Quantcast
Environmental News for a Healthier Planet and Life

Former U.S. Treasury Secretaries Assess Catastrophic Cost of Climate Inaction With CNN's Fareed Zakaria

Climate

Just a few days after Michael Bloomberg and a group of economists and former politicians spelled out the economic risks of ignoring climate change in the Risky Business report, two committee members hit CNN's airwaves for further discussion.

Former U.S. Treasury secretaries Robert Rubin and Hank Paulson, Risky Business Risk Committee member and organization co-chair, respectively, appeared on CNN’s FAREED ZAKARIA GPS for a couple segments to discuss the costs of climate inaction and denial from some Republicans.

"I think the cost of inaction is quite high—it's actual radical risk taking," Paulson said. "There's a tendency for people to say, ‘let's wait until we have more information, but the longer you wait, you get to a dangerous point—a dangerous position, where the only things you can do then is to adapt to these adverse consequences as opposed to being able to prevent them. Because one of the things that I think is pretty clear is that if we act soon, we can avoid the most adverse consequences."

Next, the duo talk solutions with Zakaria, including why we should settle for nothing less than a "full-court press," Rubin said.

"What I've said about a carbon tax is some people that oppose it are opposing it because they don't like the government playing a big role.
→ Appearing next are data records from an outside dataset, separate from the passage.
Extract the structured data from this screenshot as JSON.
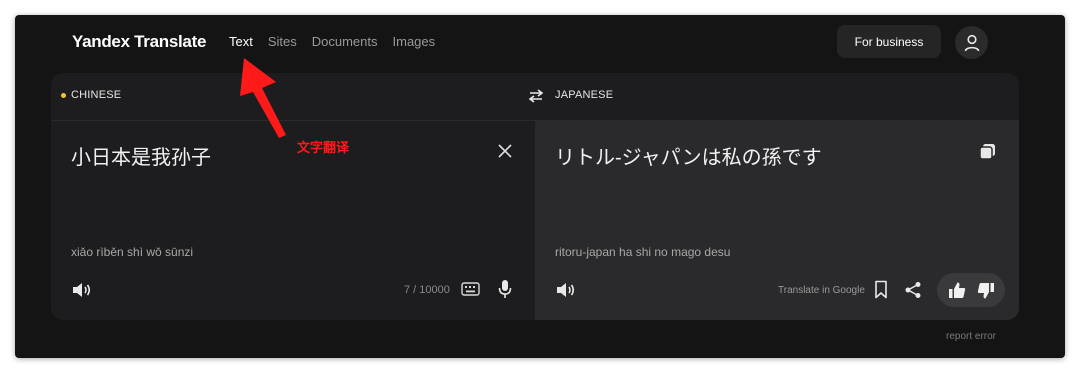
{
  "header": {
    "logo": "Yandex Translate",
    "nav": [
      "Text",
      "Sites",
      "Documents",
      "Images"
    ],
    "active_tab": "Text",
    "business_button": "For business"
  },
  "languages": {
    "source": "CHINESE",
    "target": "JAPANESE"
  },
  "source": {
    "text": "小日本是我孙子",
    "transliteration": "xiǎo rìběn shì wǒ sūnzi",
    "counter": "7 / 10000"
  },
  "target": {
    "text": "リトル-ジャパンは私の孫です",
    "transliteration": "ritoru-japan ha shi no mago desu",
    "translate_in_google": "Translate in Google"
  },
  "footer": {
    "report": "report error"
  },
  "annotation": {
    "label": "文字翻译",
    "color": "#ff1a1a"
  },
  "colors": {
    "accent_dot": "#f2c230",
    "background": "#141414",
    "panel": "#1d1d1f",
    "panel_right": "#2a2a2c"
  },
  "icons": [
    "user-icon",
    "swap-icon",
    "clear-icon",
    "copy-icon",
    "speaker-icon",
    "keyboard-icon",
    "microphone-icon",
    "bookmark-icon",
    "share-icon",
    "thumbs-up-icon",
    "thumbs-down-icon"
  ]
}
And, you know, the perverse aspect of that is, frankly, those that are resisting taking action now are guaranteeing that the government will be playing a bigger role, because we're seeing now and we're going to see an increasing number of natural disasters, Mother Nature acts," Paulson said. "We have forest fires, we have floods, we have big storms and storm surges, we have killer tornadoes. And what happens? When those events occur, one part of society gets hit particularly hard, and government comes in.

"And that's the role of government. Government should come in, but we all pay.​"

 

EcoWatch Daily Newsletter

In Germany's Hunsrück village of Schorbach, numerous photovoltaic systems are installed on house roofs, on Sept. 19, 2019. Thomas Frey / Picture Alliance via Getty Images

Germany's target for renewable energy sources to deliver 65% of its consumed electricity by 2030 seemed on track Wednesday, with 52% of electricity coming from renewables in 2020's first quarter. Renewable energy advocates, however, warned the trend is imperiled by slowdowns in building new wind and solar plants.

Read More Show Less

In many parts of the U.S., family farms are disappearing and being replaced by suburban sprawl.

Read More Show Less
Sponsored
General view of the empty Alma bridge, in front of the Eiffel tower, while the city imposes emergency measures to combat the Coronavirus COVID-19 outbreak, on March 17, 2020 in Paris, France. Edward Berthelot / Getty Images

Half the world is on lockdown. So, the constant hum of cars, trucks, trains and heavy machinery has stopped, drastically reducing the intensity of the vibrations rippling through the Earth's crust. Seismologists, who use highly sensitive equipment, have noticed a difference in the hum caused by human activity, according to Fast Company.

Read More Show Less
The current rate of CO2 emissions is a major event in the recorded history of Earth. EPA

By Andrew Glikson

At several points in the history of our planet, increasing amounts of carbon dioxide in the atmosphere have caused extreme global warming, prompting the majority of species on Earth to die out.

Read More Show Less
The "Earthrise" photograph that inspired the first Earth Day. NASA / Bill Anders

For EcoWatchers, April usually means one thing: Earth Day. But how do you celebrate the environment while staying home to prevent the spread of the new coronavirus?

Read More Show Less